1994 â€“ The Violence Against Women Act funds services for victims of rape and domestic violence and allows women to seek civil rights remedies for gender-related crimes. Six years later, the Supreme Court invalidates those portions of the law permitting victims of rape, domestic violence, etc. to sue their attackers in federal court.
1997 â€“ Madeleine Albright become the first female U.S. Secretary of State.
2005 â€“ U.S. Congress passes the Partial-Birth Abortion Ban Act, the first law to ban a specific abortion procedure. The Supreme Court upholds the ban the following year.
2007 â€“ Nancy Pelosi becomes the first female speaker of the House.
2009 â€“ The Lily Ledbetter Fair Pay Restoration Act allows victims, usually women, of pay discrimination to file a complaint with the government against their employer within 180 days of their last paycheck.

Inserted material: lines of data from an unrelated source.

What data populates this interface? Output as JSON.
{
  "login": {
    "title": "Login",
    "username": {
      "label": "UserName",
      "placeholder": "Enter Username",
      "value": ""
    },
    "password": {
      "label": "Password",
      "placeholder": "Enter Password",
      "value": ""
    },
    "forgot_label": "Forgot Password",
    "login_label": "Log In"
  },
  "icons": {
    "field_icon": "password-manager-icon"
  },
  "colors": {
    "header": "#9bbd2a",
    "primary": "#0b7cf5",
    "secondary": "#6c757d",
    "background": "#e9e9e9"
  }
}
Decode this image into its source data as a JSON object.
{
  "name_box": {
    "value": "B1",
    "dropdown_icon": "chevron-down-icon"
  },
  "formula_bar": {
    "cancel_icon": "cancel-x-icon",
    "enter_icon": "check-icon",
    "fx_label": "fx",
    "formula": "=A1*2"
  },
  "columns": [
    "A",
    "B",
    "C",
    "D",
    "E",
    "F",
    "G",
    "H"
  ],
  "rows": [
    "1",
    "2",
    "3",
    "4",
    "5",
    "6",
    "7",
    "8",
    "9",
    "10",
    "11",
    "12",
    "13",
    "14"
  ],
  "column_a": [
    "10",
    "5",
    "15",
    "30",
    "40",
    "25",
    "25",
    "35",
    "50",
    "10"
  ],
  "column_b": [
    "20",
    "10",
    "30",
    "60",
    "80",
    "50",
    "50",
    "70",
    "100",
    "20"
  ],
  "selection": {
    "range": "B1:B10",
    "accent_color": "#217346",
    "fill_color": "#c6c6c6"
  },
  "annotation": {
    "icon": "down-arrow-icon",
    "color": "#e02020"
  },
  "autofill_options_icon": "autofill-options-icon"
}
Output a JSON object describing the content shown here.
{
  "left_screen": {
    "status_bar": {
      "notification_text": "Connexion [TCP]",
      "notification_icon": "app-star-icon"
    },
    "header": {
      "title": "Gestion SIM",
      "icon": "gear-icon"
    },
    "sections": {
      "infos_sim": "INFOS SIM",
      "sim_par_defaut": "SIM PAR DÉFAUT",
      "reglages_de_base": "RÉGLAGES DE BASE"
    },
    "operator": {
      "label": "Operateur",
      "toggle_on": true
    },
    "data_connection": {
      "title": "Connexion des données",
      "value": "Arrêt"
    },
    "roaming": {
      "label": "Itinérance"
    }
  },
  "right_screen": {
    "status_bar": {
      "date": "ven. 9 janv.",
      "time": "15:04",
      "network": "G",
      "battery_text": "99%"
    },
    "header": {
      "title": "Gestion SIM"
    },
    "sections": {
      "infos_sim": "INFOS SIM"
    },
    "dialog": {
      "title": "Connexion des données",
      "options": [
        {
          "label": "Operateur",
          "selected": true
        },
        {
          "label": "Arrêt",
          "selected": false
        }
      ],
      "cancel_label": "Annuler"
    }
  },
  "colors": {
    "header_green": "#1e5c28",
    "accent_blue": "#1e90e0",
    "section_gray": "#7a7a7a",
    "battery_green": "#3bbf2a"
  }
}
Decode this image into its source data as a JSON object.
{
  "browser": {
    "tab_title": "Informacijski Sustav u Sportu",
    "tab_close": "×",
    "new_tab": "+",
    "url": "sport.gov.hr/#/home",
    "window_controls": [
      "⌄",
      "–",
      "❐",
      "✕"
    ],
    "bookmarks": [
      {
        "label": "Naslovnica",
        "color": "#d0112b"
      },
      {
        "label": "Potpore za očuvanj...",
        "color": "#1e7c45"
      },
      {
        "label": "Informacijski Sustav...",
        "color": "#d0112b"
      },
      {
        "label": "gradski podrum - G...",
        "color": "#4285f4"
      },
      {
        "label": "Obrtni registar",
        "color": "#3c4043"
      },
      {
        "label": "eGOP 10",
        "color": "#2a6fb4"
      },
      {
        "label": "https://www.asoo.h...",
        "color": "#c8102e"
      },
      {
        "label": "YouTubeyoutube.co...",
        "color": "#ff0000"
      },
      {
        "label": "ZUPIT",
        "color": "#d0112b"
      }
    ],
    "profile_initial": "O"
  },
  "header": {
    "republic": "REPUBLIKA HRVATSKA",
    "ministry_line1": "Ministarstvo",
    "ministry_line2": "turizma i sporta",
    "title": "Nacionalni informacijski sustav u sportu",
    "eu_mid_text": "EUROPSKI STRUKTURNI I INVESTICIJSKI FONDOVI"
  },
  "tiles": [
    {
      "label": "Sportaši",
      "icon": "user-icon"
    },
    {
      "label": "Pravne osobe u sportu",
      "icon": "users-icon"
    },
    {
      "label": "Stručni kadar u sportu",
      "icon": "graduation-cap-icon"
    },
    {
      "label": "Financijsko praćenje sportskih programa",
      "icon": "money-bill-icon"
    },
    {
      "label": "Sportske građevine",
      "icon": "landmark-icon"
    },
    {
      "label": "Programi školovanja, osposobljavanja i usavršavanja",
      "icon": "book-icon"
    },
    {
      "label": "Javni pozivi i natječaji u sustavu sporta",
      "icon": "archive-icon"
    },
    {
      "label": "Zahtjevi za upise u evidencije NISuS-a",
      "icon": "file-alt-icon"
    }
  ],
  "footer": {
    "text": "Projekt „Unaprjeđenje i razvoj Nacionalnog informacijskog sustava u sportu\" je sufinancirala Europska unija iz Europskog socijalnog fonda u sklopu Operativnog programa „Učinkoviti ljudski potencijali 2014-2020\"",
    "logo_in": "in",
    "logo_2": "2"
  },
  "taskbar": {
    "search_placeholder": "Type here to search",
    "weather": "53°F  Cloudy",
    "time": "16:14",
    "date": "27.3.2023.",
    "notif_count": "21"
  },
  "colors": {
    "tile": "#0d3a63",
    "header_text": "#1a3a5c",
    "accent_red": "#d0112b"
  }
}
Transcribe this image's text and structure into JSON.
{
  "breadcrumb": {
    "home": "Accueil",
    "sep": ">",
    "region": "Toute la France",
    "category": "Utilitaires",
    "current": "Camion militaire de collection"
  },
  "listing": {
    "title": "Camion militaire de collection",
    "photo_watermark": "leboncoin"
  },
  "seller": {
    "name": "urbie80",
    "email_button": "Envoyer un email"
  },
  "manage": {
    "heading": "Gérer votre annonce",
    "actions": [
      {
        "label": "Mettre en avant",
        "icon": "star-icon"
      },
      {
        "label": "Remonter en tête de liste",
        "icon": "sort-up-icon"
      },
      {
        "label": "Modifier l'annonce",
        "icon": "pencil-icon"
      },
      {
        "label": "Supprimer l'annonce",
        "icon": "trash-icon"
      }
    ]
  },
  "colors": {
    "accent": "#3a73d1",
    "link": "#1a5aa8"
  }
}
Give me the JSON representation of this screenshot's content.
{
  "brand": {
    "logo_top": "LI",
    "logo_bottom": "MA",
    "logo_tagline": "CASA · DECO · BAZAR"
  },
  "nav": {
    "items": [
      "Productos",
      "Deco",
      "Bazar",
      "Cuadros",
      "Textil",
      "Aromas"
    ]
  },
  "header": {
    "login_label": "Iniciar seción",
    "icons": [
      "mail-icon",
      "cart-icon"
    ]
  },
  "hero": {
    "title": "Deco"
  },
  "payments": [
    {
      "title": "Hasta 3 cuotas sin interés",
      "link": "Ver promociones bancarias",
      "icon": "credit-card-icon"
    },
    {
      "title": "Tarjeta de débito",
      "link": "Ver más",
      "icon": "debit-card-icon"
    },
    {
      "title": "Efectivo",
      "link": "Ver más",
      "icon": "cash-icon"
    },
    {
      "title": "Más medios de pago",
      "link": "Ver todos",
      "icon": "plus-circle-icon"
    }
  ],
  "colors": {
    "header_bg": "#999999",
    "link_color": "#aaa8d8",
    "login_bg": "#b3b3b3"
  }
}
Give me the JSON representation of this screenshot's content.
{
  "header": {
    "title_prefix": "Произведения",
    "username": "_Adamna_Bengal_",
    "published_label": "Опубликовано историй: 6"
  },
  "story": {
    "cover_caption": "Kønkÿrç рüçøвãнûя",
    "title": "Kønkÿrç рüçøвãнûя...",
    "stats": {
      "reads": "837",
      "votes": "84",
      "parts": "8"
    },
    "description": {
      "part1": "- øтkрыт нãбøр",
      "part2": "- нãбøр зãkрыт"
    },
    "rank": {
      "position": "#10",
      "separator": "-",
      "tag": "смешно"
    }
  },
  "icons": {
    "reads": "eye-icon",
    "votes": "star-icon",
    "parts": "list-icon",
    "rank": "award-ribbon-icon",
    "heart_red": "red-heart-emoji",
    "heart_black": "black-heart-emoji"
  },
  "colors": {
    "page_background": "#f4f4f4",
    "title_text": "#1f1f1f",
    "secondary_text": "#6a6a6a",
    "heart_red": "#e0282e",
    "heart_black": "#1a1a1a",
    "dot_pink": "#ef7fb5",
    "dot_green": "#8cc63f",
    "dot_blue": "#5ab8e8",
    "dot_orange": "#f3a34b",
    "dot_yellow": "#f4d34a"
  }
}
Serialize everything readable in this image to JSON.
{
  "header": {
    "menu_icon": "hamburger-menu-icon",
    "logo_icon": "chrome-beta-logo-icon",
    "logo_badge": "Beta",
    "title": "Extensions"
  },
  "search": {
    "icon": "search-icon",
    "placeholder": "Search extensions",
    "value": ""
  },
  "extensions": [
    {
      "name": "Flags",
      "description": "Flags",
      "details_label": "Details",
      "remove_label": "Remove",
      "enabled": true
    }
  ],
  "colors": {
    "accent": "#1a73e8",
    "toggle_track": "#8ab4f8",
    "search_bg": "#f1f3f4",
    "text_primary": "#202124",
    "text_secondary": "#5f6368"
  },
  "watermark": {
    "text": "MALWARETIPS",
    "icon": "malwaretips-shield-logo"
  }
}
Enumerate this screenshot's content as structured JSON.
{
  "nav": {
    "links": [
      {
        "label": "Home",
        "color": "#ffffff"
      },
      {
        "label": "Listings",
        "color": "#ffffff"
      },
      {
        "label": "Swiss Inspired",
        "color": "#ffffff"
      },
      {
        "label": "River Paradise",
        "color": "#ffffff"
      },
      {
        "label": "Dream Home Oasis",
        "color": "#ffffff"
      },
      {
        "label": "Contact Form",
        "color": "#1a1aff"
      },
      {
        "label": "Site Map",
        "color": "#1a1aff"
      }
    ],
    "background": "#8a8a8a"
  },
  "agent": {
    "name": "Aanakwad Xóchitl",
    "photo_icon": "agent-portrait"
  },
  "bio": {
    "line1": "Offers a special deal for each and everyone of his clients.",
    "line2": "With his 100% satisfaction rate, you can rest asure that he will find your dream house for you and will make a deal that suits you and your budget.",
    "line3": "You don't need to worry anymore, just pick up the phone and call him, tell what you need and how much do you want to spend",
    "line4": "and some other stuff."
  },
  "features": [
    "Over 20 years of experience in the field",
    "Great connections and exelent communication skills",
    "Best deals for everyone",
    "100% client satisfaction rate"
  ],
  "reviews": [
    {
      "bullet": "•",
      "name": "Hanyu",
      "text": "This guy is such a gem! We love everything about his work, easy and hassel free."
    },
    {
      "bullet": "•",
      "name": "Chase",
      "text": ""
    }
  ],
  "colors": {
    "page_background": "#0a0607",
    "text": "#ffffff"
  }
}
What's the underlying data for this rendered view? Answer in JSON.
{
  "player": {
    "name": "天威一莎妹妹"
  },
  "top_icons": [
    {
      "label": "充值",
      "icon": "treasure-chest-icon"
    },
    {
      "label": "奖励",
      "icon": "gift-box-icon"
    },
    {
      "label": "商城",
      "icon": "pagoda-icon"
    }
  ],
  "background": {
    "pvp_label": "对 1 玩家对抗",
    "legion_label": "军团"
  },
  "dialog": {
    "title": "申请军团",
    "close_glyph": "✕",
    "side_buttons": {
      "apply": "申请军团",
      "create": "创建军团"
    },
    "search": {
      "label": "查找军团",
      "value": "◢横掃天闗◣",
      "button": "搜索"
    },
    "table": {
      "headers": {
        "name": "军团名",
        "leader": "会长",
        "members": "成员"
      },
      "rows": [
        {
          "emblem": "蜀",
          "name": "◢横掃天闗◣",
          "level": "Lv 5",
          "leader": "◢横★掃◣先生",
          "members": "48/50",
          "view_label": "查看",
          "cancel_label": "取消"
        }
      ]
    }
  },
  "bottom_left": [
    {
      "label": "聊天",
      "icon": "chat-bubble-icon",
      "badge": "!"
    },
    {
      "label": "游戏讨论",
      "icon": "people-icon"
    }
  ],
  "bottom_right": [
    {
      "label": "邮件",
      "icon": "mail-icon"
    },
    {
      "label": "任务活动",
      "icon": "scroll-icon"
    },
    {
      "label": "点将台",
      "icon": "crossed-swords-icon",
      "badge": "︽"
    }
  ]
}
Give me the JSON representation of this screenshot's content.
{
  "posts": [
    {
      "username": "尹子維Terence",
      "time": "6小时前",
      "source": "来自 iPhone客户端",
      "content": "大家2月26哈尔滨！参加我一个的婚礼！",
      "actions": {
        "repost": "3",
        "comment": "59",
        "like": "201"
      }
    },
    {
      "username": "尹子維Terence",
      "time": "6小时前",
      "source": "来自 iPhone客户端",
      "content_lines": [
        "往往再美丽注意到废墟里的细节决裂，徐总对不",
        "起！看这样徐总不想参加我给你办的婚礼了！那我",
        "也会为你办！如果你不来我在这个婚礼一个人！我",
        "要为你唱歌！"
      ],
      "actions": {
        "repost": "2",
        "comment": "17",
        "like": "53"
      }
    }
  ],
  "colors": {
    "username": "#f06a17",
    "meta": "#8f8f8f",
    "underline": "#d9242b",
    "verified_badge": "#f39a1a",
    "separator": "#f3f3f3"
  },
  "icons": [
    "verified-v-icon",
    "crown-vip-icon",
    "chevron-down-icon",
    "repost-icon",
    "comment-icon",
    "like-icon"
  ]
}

2012 â€“ U.S. Representative Tammy Baldwin introduces legislation in the U.S. Congress calling for the removal of the deadline imposed on the Equal Rights Amendment known as the â€œThree State Strategyâ€.
2012 â€“ The Paycheck Fairness Act, meant to fight gender discrimination in the workplace, fails in the U.S. Senate on a party-line vote. Two years later, Republicans filibuster the bill.
2013 â€“ The ban against women in military combat positions is removed, reversing a 1994 Pentagon decision, restricting women from combat roles.
2015 â€“ Helene de Boissiere-Swanson completes her 7,000 mile pilgrimage covering the remaining 15 states that have yet to ratify the Equal Rights Amendment arriving in Washington DC on Womenâ€™s Equality Day.
2017 â€“ Nevada becomes the first state in over 45 years to ratify the Equal Rights Amendment. Illinois ratifies the following year leaving only one more state to ratify the Equal Rights Amendment into the U.S. Constitution.
2018 â€“ The Violence Against Women Act expires on December 21st, during the U.S. Congressional government shutdown.
2019 â€“ U.S. Representative Jackie Speier and U.S. Senator Benjamin Carden introduce joint resolutions calling for the removal of deadline on the Equal Rights Amendment. U.S Representative Jerrold Nadler Chair of the Committee of Judiciary of the House of Representatives pledges to hold hearings.